Kidd/Carter PLUS: Total Time Plus-Minus
Robinson/Murray 6.5 minutes +11
Collins/Murray 7.5 minutes +3

In limited experience, it appears as if the Kidd-Carter-Murray combo is very effective, certainly more than the Kidd-Carter-Vaughn combo. This combination is at its best when alongside Cliff Robinson, but we can also say that a quartet with Collins has also performed well in limited opportunities. Coach Frank has tried this four-man combo with Padgett, Krstic, and Collins/Robinson each filling the final position, and each of these five-man units has exhibited success, each earning a plus rating. Again, we point out that the far majority of these combinations occurred against Toronto. Incidentally, a five-man unit that adds both Collins AND Robinson to the Kidd-Carter-Murray base earned a +6 in about two and a half minutes.

On the other hand,

Select Quartet Involving Kidd, Carter, and Vaughn

Kidd/Carter PLUS: Total Time Plus-Minus
Padgett/Vaughn 4.5 minutes -8

Coach Frank has tried this combination with either Krstic or Robinson in the fifth slot, to no avail.

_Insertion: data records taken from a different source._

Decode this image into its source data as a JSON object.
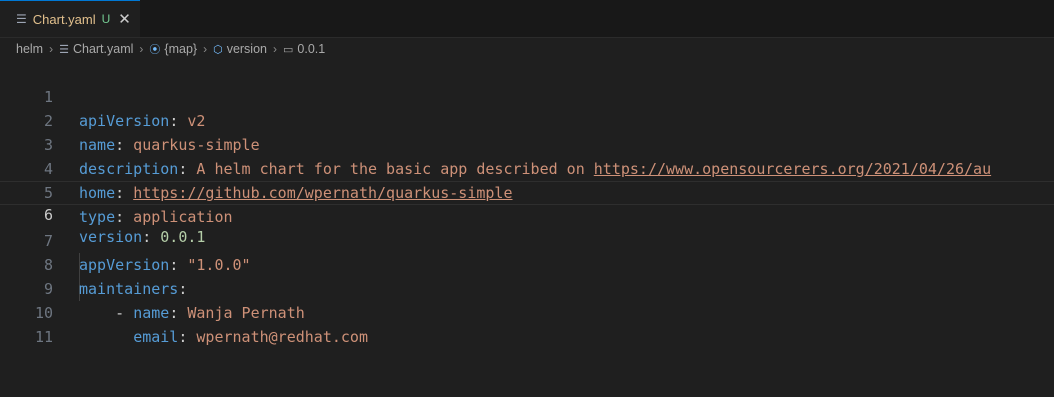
{
  "tab": {
    "icon": "lines-icon",
    "filename": "Chart.yaml",
    "status": "U",
    "close": "✕"
  },
  "breadcrumb": {
    "items": [
      "helm",
      "Chart.yaml",
      "{map}",
      "version",
      "0.0.1"
    ]
  },
  "editor": {
    "current_line": 6,
    "lines": [
      {
        "num": "1",
        "key": "apiVersion",
        "colon": ":",
        "value": " v2"
      },
      {
        "num": "2",
        "key": "name",
        "colon": ":",
        "value": " quarkus-simple"
      },
      {
        "num": "3",
        "key": "description",
        "colon": ":",
        "value": " A helm chart for the basic app described on ",
        "link": "https://www.opensourcerers.org/2021/04/26/au"
      },
      {
        "num": "4",
        "key": "home",
        "colon": ":",
        "value": " ",
        "link": "https://github.com/wpernath/quarkus-simple"
      },
      {
        "num": "5",
        "key": "type",
        "colon": ":",
        "value": " application"
      },
      {
        "num": "6",
        "key": "version",
        "colon": ":",
        "value": " 0.0.1"
      },
      {
        "num": "7",
        "key": "appVersion",
        "colon": ":",
        "value": " \"1.0.0\""
      },
      {
        "num": "8",
        "key": "maintainers",
        "colon": ":",
        "value": ""
      },
      {
        "num": "9",
        "dash": "    - ",
        "key": "name",
        "colon": ":",
        "value": " Wanja Pernath"
      },
      {
        "num": "10",
        "dash": "      ",
        "key": "email",
        "colon": ":",
        "value": " wpernath@redhat.com"
      },
      {
        "num": "11",
        "key": "",
        "colon": "",
        "value": ""
      }
    ]
  }
}
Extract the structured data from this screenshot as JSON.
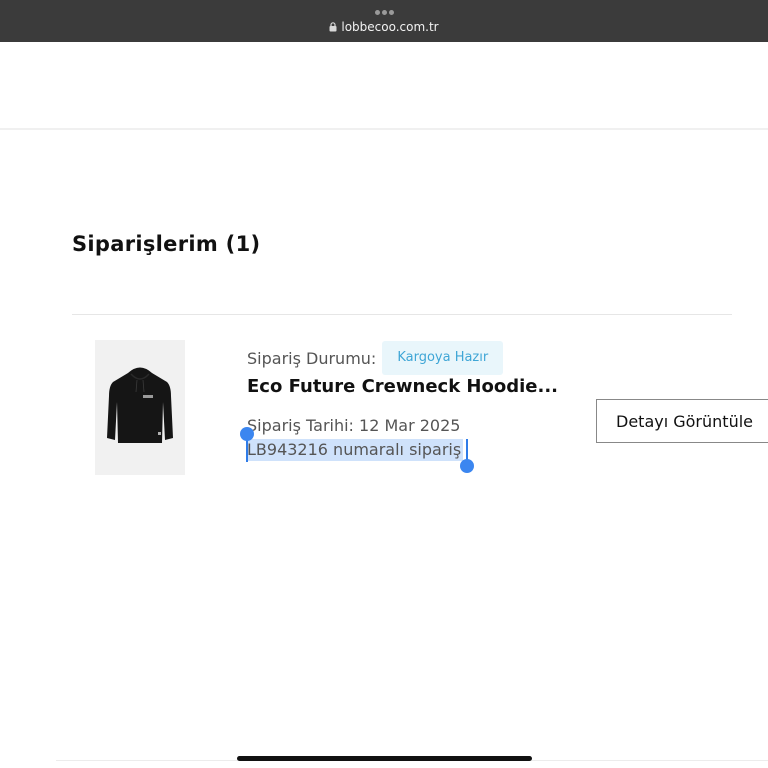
{
  "browser": {
    "url": "lobbecoo.com.tr"
  },
  "page": {
    "title": "Siparişlerim (1)"
  },
  "order": {
    "status_label": "Sipariş Durumu:",
    "status_value": "Kargoya Hazır",
    "product_title": "Eco Future Crewneck Hoodie...",
    "date_text": "Sipariş Tarihi: 12 Mar 2025",
    "number_text": "LB943216 numaralı sipariş",
    "detail_button_label": "Detayı Görüntüle",
    "image_icon": "black-hoodie-product-image"
  },
  "colors": {
    "badge_text": "#3fa6d6",
    "badge_background": "#e9f6fb",
    "selection_highlight": "#cfe2fb",
    "selection_handle": "#3b86f0"
  }
}
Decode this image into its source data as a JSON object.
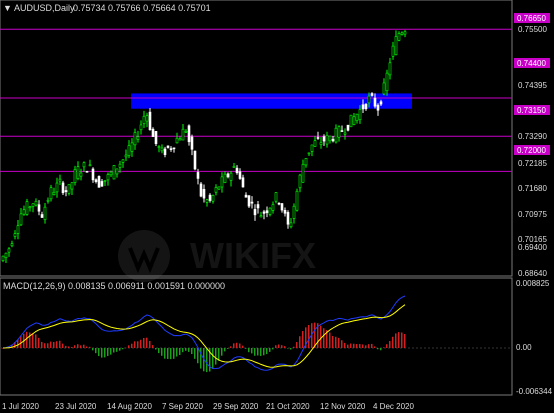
{
  "symbol_header": {
    "arrow_glyph": "▼",
    "symbol": "AUDUSD,Daily",
    "ohlc": "0.75734 0.75766 0.75664 0.75701"
  },
  "macd_header": "MACD(12,26,9) 0.008135 0.006911 0.001591 0.000000",
  "price_axis": {
    "ticks": [
      "0.75500",
      "0.74395",
      "0.73290",
      "0.72185",
      "0.71680",
      "0.70975",
      "0.70165",
      "0.69400",
      "0.68640"
    ],
    "marked_levels": [
      "0.76650",
      "0.74400",
      "0.73150",
      "0.72000"
    ]
  },
  "macd_axis": {
    "ticks": [
      "0.008825",
      "0.00",
      "-0.006344"
    ]
  },
  "time_axis": [
    "1 Jul 2020",
    "23 Jul 2020",
    "14 Aug 2020",
    "7 Sep 2020",
    "29 Sep 2020",
    "21 Oct 2020",
    "12 Nov 2020",
    "4 Dec 2020"
  ],
  "watermark": "WIKIFX",
  "chart_data": {
    "type": "candlestick",
    "price_range": [
      0.6864,
      0.7715
    ],
    "level_lines": [
      0.7665,
      0.744,
      0.7315,
      0.72
    ],
    "resistance_zone": {
      "from": 0.7405,
      "to": 0.7455
    },
    "price_path": [
      [
        0,
        0.69
      ],
      [
        10,
        0.694
      ],
      [
        22,
        0.706
      ],
      [
        35,
        0.71
      ],
      [
        44,
        0.706
      ],
      [
        52,
        0.713
      ],
      [
        62,
        0.716
      ],
      [
        70,
        0.713
      ],
      [
        78,
        0.72
      ],
      [
        90,
        0.722
      ],
      [
        100,
        0.716
      ],
      [
        110,
        0.718
      ],
      [
        120,
        0.722
      ],
      [
        132,
        0.727
      ],
      [
        140,
        0.733
      ],
      [
        148,
        0.74
      ],
      [
        156,
        0.73
      ],
      [
        164,
        0.726
      ],
      [
        172,
        0.728
      ],
      [
        180,
        0.731
      ],
      [
        188,
        0.734
      ],
      [
        195,
        0.724
      ],
      [
        204,
        0.711
      ],
      [
        212,
        0.71
      ],
      [
        220,
        0.715
      ],
      [
        228,
        0.718
      ],
      [
        238,
        0.722
      ],
      [
        247,
        0.712
      ],
      [
        256,
        0.708
      ],
      [
        264,
        0.706
      ],
      [
        272,
        0.709
      ],
      [
        280,
        0.712
      ],
      [
        286,
        0.706
      ],
      [
        291,
        0.701
      ],
      [
        298,
        0.712
      ],
      [
        306,
        0.724
      ],
      [
        315,
        0.729
      ],
      [
        324,
        0.73
      ],
      [
        332,
        0.731
      ],
      [
        342,
        0.733
      ],
      [
        352,
        0.736
      ],
      [
        362,
        0.74
      ],
      [
        372,
        0.744
      ],
      [
        380,
        0.741
      ],
      [
        387,
        0.748
      ],
      [
        393,
        0.758
      ],
      [
        400,
        0.765
      ],
      [
        406,
        0.767
      ]
    ],
    "macd": {
      "range": [
        -0.006344,
        0.008825
      ],
      "histogram_sign_pattern": "green-bars-below-zero-then-red-bars-above-zero",
      "line_colors": {
        "main": "#1e3cff",
        "signal": "#ffff00",
        "hist_up": "#d22020",
        "hist_down": "#1aa01a"
      }
    }
  },
  "colors": {
    "background": "#000000",
    "candle_bull": "#00ff00",
    "candle_bear": "#ffffff",
    "zone": "#0000ff",
    "level_line": "#c800c8",
    "axis_text": "#dcdcdc",
    "level_label_bg": "#c800c8"
  }
}
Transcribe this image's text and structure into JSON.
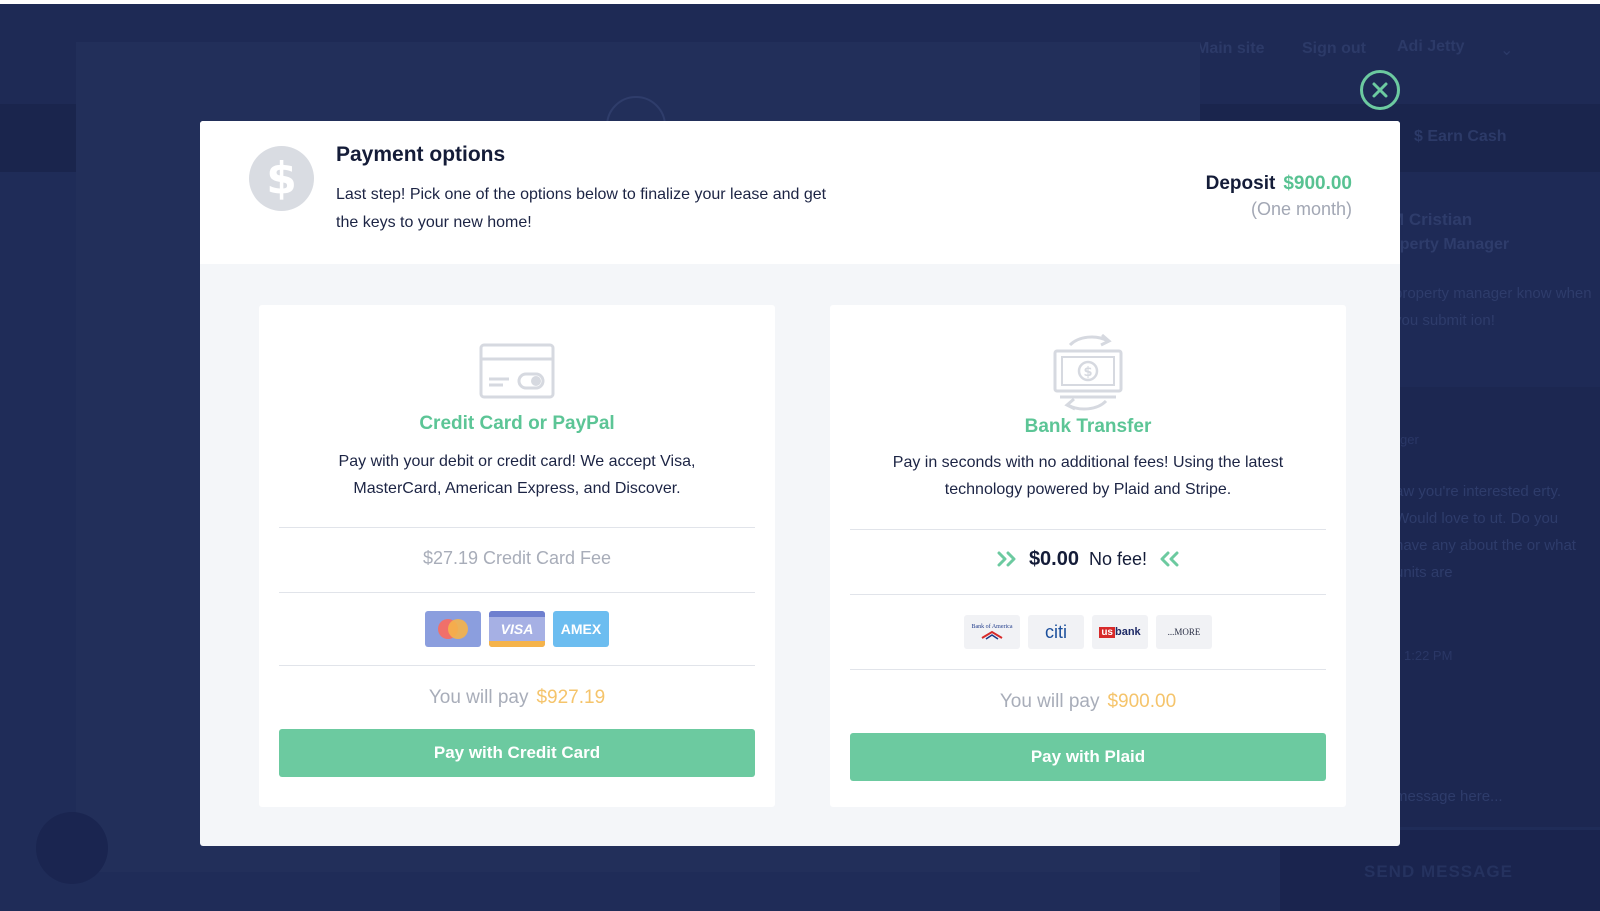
{
  "background": {
    "nav": {
      "main_site": "Main site",
      "sign_out": "Sign out",
      "user_name": "Adi Jetty"
    },
    "earn_cash": "$ Earn Cash",
    "manager": {
      "name": "M Cristian",
      "role": "operty Manager",
      "note": "property manager know when you submit ion!"
    },
    "chat": {
      "sender": "ger",
      "message": "aw you're interested erty. Would love to ut. Do you have any about the or what units are",
      "time": "1:22 PM",
      "input_placeholder": "message here...",
      "send_label": "SEND MESSAGE"
    }
  },
  "modal": {
    "icon": "dollar-icon",
    "title": "Payment options",
    "description": "Last step! Pick one of the options below to finalize your lease and get the keys to your new home!",
    "deposit_label": "Deposit",
    "deposit_amount": "$900.00",
    "deposit_period": "(One month)"
  },
  "options": {
    "credit": {
      "icon": "credit-card-icon",
      "title": "Credit Card or PayPal",
      "description": "Pay with your debit or credit card! We accept Visa, MasterCard, American Express, and Discover.",
      "fee_text": "$27.19 Credit Card Fee",
      "logos": {
        "mastercard": "mastercard-logo",
        "visa": "VISA",
        "amex": "AMEX"
      },
      "you_pay_label": "You will pay",
      "you_pay_amount": "$927.19",
      "button_label": "Pay with Credit Card"
    },
    "bank": {
      "icon": "bank-transfer-icon",
      "title": "Bank Transfer",
      "description": "Pay in seconds with no additional fees! Using the latest technology powered by Plaid and Stripe.",
      "fee_amount": "$0.00",
      "fee_free": "No fee!",
      "logos": {
        "boa": "Bank of America",
        "citi": "citi",
        "usbank": "bank",
        "usbank_prefix": "us",
        "more": "...MORE"
      },
      "you_pay_label": "You will pay",
      "you_pay_amount": "$900.00",
      "button_label": "Pay with Plaid"
    }
  },
  "colors": {
    "accent_green": "#6ccaa0",
    "title_green": "#5cc596",
    "amount_yellow": "#f5c46b",
    "overlay_navy": "#1f2c58"
  }
}
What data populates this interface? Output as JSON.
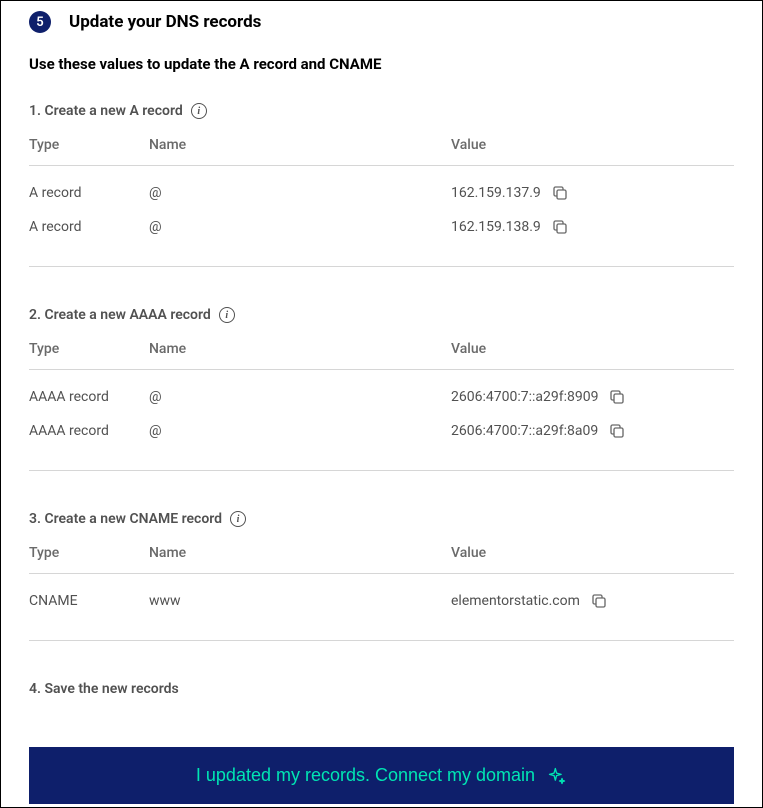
{
  "header": {
    "step_number": "5",
    "title": "Update your DNS records"
  },
  "subtitle": "Use these values to update the A record and CNAME",
  "columns": {
    "type": "Type",
    "name": "Name",
    "value": "Value"
  },
  "sections": [
    {
      "title": "1. Create a new A record",
      "has_info": true,
      "rows": [
        {
          "type": "A record",
          "name": "@",
          "value": "162.159.137.9"
        },
        {
          "type": "A record",
          "name": "@",
          "value": "162.159.138.9"
        }
      ]
    },
    {
      "title": "2. Create a new AAAA record",
      "has_info": true,
      "rows": [
        {
          "type": "AAAA record",
          "name": "@",
          "value": "2606:4700:7::a29f:8909"
        },
        {
          "type": "AAAA record",
          "name": "@",
          "value": "2606:4700:7::a29f:8a09"
        }
      ]
    },
    {
      "title": "3. Create a new CNAME record",
      "has_info": true,
      "rows": [
        {
          "type": "CNAME",
          "name": "www",
          "value": "elementorstatic.com"
        }
      ]
    }
  ],
  "save_title": "4. Save the new records",
  "cta_label": "I updated my records. Connect my domain"
}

Admittedly, it is hard to justify reaching a conclusion based on such limited evidence. We can say, however, that it appears that the Kidd-Carter-Murray combination may be a unit that will exhibit success in the future. This is especially true with regard to a Kidd-Carter-Murray-Robinson quartet. At this point—again, based on limited evidence—it may be said that this unit deserves more of an opportunity than a Kidd-Carter-Vaughn unit. We’d also be cautious of playing Padgett with that quartet (this quintet performed once, earning a +1 in about 45 seconds). We certainly hope that RJ recovers quickly, and does not suffer another injury. Even so, we’d like to see more of the Kidd-Carter-Murray combo, even in limited minutes. The numbers are there. Coach Frank? The ball is in your court.